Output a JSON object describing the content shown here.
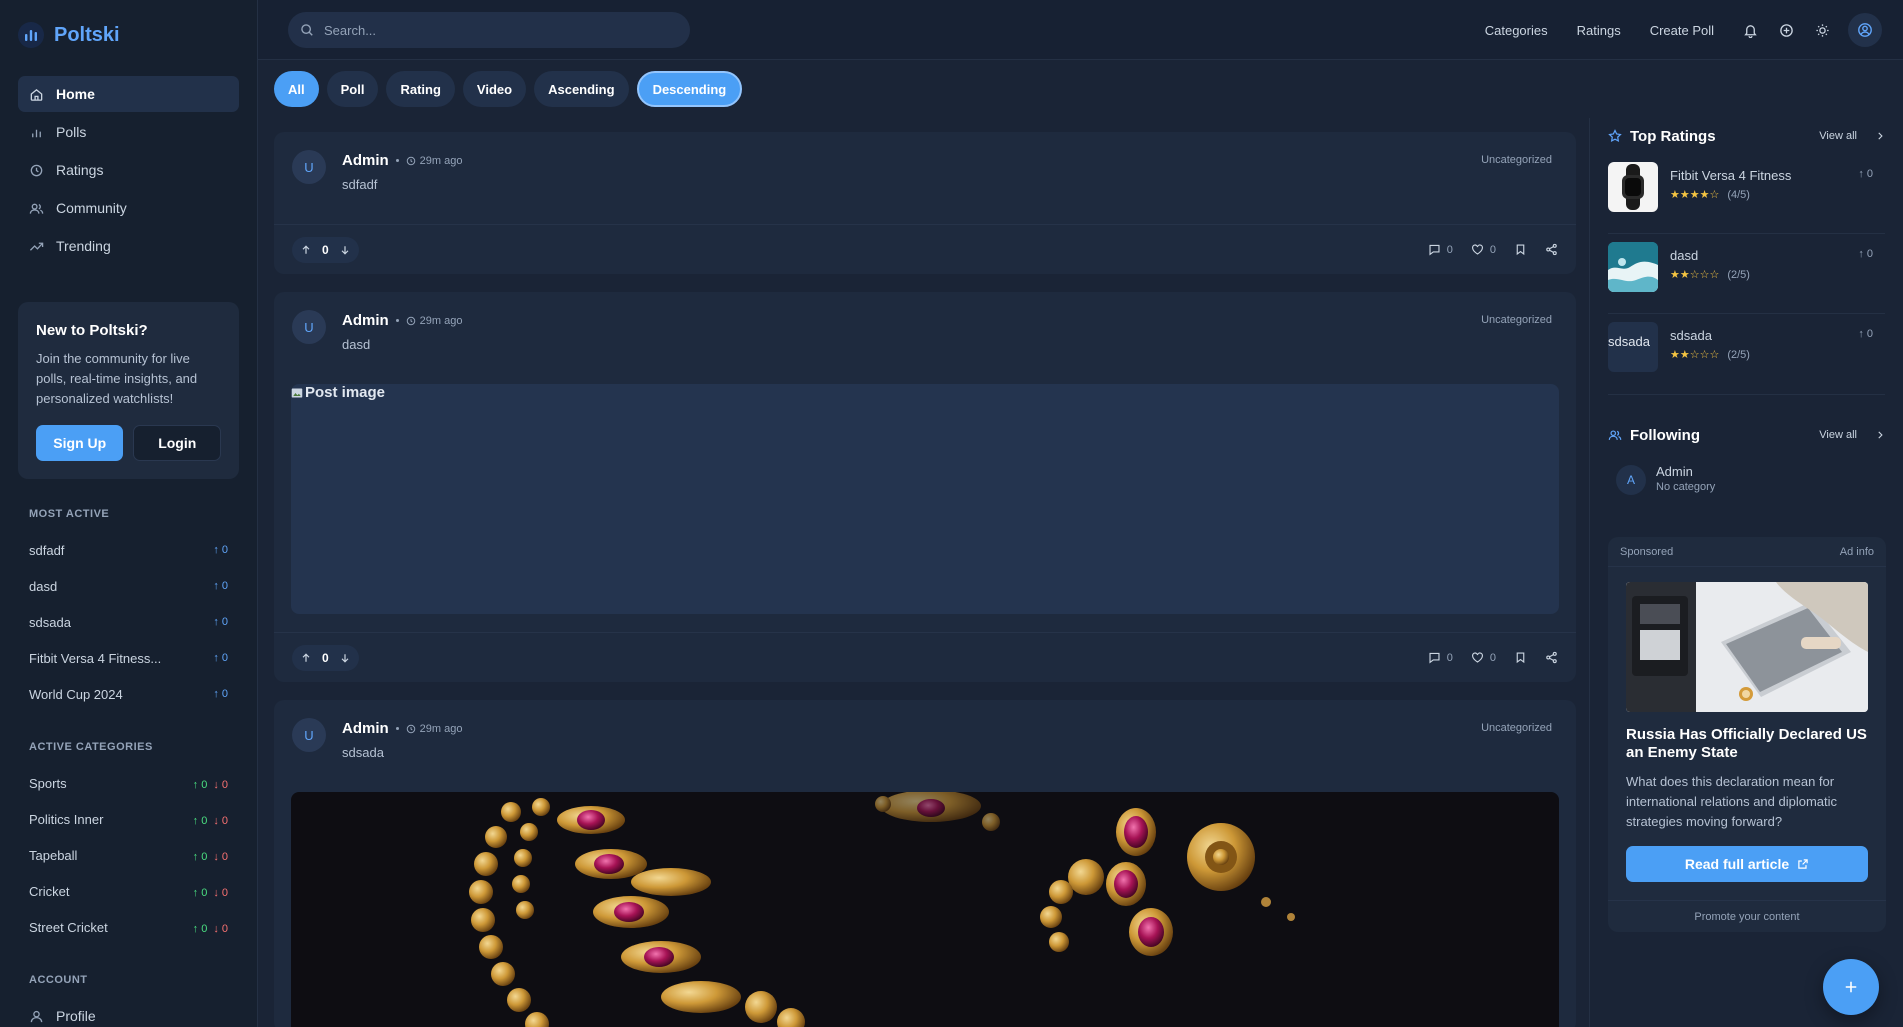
{
  "app": {
    "name": "Poltski"
  },
  "sidebar": {
    "nav": [
      {
        "label": "Home",
        "icon": "home-icon",
        "active": true
      },
      {
        "label": "Polls",
        "icon": "bar-chart-icon"
      },
      {
        "label": "Ratings",
        "icon": "clock-icon"
      },
      {
        "label": "Community",
        "icon": "users-icon"
      },
      {
        "label": "Trending",
        "icon": "trending-up-icon"
      }
    ],
    "join": {
      "title": "New to Poltski?",
      "text": "Join the community for live polls, real-time insights, and personalized watchlists!",
      "signup": "Sign Up",
      "login": "Login"
    },
    "most_active_title": "MOST ACTIVE",
    "most_active": [
      {
        "label": "sdfadf",
        "count": "0"
      },
      {
        "label": "dasd",
        "count": "0"
      },
      {
        "label": "sdsada",
        "count": "0"
      },
      {
        "label": "Fitbit Versa 4 Fitness...",
        "count": "0"
      },
      {
        "label": "World Cup 2024",
        "count": "0"
      }
    ],
    "categories_title": "ACTIVE CATEGORIES",
    "categories": [
      {
        "label": "Sports",
        "up": "0",
        "down": "0"
      },
      {
        "label": "Politics Inner",
        "up": "0",
        "down": "0"
      },
      {
        "label": "Tapeball",
        "up": "0",
        "down": "0"
      },
      {
        "label": "Cricket",
        "up": "0",
        "down": "0"
      },
      {
        "label": "Street Cricket",
        "up": "0",
        "down": "0"
      }
    ],
    "account_title": "ACCOUNT",
    "account": [
      {
        "label": "Profile"
      }
    ]
  },
  "topbar": {
    "search_placeholder": "Search...",
    "links": [
      "Categories",
      "Ratings",
      "Create Poll"
    ]
  },
  "filters": [
    "All",
    "Poll",
    "Rating",
    "Video",
    "Ascending",
    "Descending"
  ],
  "posts": [
    {
      "author": "Admin",
      "avatar": "U",
      "time": "29m ago",
      "text": "sdfadf",
      "category": "Uncategorized",
      "votes": "0",
      "comments": "0",
      "likes": "0"
    },
    {
      "author": "Admin",
      "avatar": "U",
      "time": "29m ago",
      "text": "dasd",
      "category": "Uncategorized",
      "image_alt": "Post image",
      "votes": "0",
      "comments": "0",
      "likes": "0"
    },
    {
      "author": "Admin",
      "avatar": "U",
      "time": "29m ago",
      "text": "sdsada",
      "category": "Uncategorized"
    }
  ],
  "top_ratings": {
    "title": "Top Ratings",
    "view_all": "View all",
    "items": [
      {
        "name": "Fitbit Versa 4 Fitness",
        "stars": 4,
        "score": "(4/5)",
        "up": "0"
      },
      {
        "name": "dasd",
        "stars": 2,
        "score": "(2/5)",
        "up": "0"
      },
      {
        "name": "sdsada",
        "stars": 2,
        "score": "(2/5)",
        "up": "0",
        "alt": "sdsada"
      }
    ]
  },
  "following": {
    "title": "Following",
    "view_all": "View all",
    "items": [
      {
        "name": "Admin",
        "sub": "No category",
        "avatar": "A"
      }
    ]
  },
  "ad": {
    "sponsored": "Sponsored",
    "info": "Ad info",
    "title": "Russia Has Officially Declared US an Enemy State",
    "text": "What does this declaration mean for international relations and diplomatic strategies moving forward?",
    "cta": "Read full article",
    "footer": "Promote your content"
  },
  "colors": {
    "accent": "#4b9ff5",
    "bg": "#1a2436",
    "sidebar": "#16202f",
    "card": "#1e2a3e"
  }
}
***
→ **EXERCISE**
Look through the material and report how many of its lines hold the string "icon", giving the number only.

→ **RESPONSE**
5